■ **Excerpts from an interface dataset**
>>>
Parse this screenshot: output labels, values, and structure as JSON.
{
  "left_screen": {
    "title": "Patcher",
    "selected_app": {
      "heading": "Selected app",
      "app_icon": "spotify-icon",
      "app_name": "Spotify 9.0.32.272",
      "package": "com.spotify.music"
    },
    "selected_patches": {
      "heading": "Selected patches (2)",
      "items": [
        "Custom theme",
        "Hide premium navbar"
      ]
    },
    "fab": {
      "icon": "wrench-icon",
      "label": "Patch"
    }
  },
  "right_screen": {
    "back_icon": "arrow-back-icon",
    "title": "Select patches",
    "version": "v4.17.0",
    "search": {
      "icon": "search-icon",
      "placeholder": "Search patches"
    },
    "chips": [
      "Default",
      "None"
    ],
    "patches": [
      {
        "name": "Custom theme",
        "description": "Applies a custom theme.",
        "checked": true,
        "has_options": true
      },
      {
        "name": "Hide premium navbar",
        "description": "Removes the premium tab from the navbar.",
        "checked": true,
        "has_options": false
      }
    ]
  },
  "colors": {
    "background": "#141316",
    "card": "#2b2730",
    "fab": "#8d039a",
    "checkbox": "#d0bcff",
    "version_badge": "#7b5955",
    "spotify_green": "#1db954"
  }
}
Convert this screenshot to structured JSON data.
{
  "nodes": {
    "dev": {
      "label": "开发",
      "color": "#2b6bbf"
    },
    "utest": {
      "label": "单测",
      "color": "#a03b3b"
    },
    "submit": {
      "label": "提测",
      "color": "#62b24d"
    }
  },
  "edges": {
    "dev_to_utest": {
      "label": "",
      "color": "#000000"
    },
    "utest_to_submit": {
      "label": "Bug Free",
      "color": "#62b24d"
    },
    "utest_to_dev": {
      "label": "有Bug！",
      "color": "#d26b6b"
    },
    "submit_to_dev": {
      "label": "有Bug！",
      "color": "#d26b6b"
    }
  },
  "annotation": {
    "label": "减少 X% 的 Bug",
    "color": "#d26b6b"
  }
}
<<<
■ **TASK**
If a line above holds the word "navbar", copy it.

■ **TASK SOLUTION**
        "Hide premium navbar"
        "name": "Hide premium navbar",
        "description": "Removes the premium tab from the navbar.",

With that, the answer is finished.